_Problem_
In the records below, which lines include "selected"? Copy them.

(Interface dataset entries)
↓↓↓
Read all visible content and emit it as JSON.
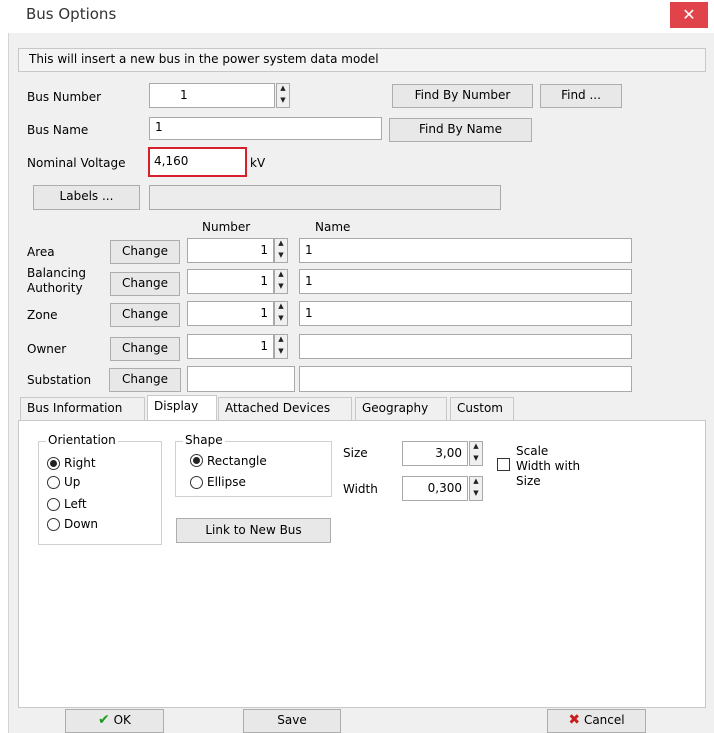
{
  "window": {
    "title": "Bus Options",
    "close_glyph": "✕"
  },
  "info_text": "This will insert a new bus in the power system data model",
  "bus_number": {
    "label": "Bus Number",
    "value": "1",
    "find_by_number": "Find By Number",
    "find": "Find ..."
  },
  "bus_name": {
    "label": "Bus Name",
    "value": "1",
    "find_by_name": "Find By Name"
  },
  "nominal_voltage": {
    "label": "Nominal Voltage",
    "value": "4,160",
    "unit": "kV"
  },
  "labels": {
    "button": "Labels ...",
    "value": ""
  },
  "headers": {
    "number": "Number",
    "name": "Name"
  },
  "rows": [
    {
      "label": "Area",
      "button": "Change",
      "number": "1",
      "name": "1"
    },
    {
      "label": "Balancing Authority",
      "button": "Change",
      "number": "1",
      "name": "1"
    },
    {
      "label": "Zone",
      "button": "Change",
      "number": "1",
      "name": "1"
    },
    {
      "label": "Owner",
      "button": "Change",
      "number": "1",
      "name": ""
    },
    {
      "label": "Substation",
      "button": "Change",
      "number": "",
      "name": ""
    }
  ],
  "tabs": [
    "Bus Information",
    "Display",
    "Attached Devices",
    "Geography",
    "Custom"
  ],
  "active_tab": "Display",
  "orientation": {
    "title": "Orientation",
    "options": [
      "Right",
      "Up",
      "Left",
      "Down"
    ],
    "selected": "Right"
  },
  "shape": {
    "title": "Shape",
    "options": [
      "Rectangle",
      "Ellipse"
    ],
    "selected": "Rectangle"
  },
  "size": {
    "label": "Size",
    "value": "3,00"
  },
  "width": {
    "label": "Width",
    "value": "0,300"
  },
  "scale": {
    "label": "Scale Width with Size",
    "checked": false
  },
  "link_button": "Link to New Bus",
  "footer": {
    "ok": "OK",
    "save": "Save",
    "cancel": "Cancel"
  },
  "colors": {
    "accent_close": "#e0434a",
    "highlight": "#d6202b",
    "ok_check": "#1e9a1e",
    "cancel_x": "#c81e1e"
  }
}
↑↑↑
_Response to this exercise_
    "selected": "Right"
    "selected": "Rectangle"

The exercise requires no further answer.